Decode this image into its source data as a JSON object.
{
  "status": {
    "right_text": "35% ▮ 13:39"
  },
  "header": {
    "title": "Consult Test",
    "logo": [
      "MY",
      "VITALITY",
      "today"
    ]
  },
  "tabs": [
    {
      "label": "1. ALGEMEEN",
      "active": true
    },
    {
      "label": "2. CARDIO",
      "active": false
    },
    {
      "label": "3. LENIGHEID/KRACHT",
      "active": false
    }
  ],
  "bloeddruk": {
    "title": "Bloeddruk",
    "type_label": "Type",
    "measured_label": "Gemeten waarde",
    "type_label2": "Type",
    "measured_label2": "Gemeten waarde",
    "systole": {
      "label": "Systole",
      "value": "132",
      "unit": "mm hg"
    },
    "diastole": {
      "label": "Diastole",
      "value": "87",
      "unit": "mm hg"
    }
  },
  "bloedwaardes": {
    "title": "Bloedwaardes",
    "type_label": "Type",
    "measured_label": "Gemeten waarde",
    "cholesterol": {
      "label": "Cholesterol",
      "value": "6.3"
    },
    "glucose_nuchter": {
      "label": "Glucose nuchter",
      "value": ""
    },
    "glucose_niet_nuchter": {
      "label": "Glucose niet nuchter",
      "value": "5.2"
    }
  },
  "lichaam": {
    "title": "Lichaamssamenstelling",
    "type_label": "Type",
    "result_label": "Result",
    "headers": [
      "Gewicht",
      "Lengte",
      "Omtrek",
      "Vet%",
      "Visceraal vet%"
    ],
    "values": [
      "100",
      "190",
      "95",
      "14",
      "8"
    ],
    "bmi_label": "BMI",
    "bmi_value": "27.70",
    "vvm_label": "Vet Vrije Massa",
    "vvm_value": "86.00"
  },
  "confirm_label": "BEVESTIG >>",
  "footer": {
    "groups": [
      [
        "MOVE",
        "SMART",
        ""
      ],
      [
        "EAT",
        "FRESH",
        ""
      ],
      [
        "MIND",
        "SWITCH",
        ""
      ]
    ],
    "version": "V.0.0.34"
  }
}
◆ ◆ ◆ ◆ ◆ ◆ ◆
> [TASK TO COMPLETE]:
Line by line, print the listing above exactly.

> [ANSWER TO THIS EXERCISE]:
Decode this image into its source data as a JSON object.
{
  "status": {
    "right_text": "35% ▮ 13:39"
  },
  "header": {
    "title": "Consult Test",
    "logo": [
      "MY",
      "VITALITY",
      "today"
    ]
  },
  "tabs": [
    {
      "label": "1. ALGEMEEN",
      "active": true
    },
    {
      "label": "2. CARDIO",
      "active": false
    },
    {
      "label": "3. LENIGHEID/KRACHT",
      "active": false
    }
  ],
  "bloeddruk": {
    "title": "Bloeddruk",
    "type_label": "Type",
    "measured_label": "Gemeten waarde",
    "type_label2": "Type",
    "measured_label2": "Gemeten waarde",
    "systole": {
      "label": "Systole",
      "value": "132",
      "unit": "mm hg"
    },
    "diastole": {
      "label": "Diastole",
      "value": "87",
      "unit": "mm hg"
    }
  },
  "bloedwaardes": {
    "title": "Bloedwaardes",
    "type_label": "Type",
    "measured_label": "Gemeten waarde",
    "cholesterol": {
      "label": "Cholesterol",
      "value": "6.3"
    },
    "glucose_nuchter": {
      "label": "Glucose nuchter",
      "value": ""
    },
    "glucose_niet_nuchter": {
      "label": "Glucose niet nuchter",
      "value": "5.2"
    }
  },
  "lichaam": {
    "title": "Lichaamssamenstelling",
    "type_label": "Type",
    "result_label": "Result",
    "headers": [
      "Gewicht",
      "Lengte",
      "Omtrek",
      "Vet%",
      "Visceraal vet%"
    ],
    "values": [
      "100",
      "190",
      "95",
      "14",
      "8"
    ],
    "bmi_label": "BMI",
    "bmi_value": "27.70",
    "vvm_label": "Vet Vrije Massa",
    "vvm_value": "86.00"
  },
  "confirm_label": "BEVESTIG >>",
  "footer": {
    "groups": [
      [
        "MOVE",
        "SMART",
        ""
      ],
      [
        "EAT",
        "FRESH",
        ""
      ],
      [
        "MIND",
        "SWITCH",
        ""
      ]
    ],
    "version": "V.0.0.34"
  }
}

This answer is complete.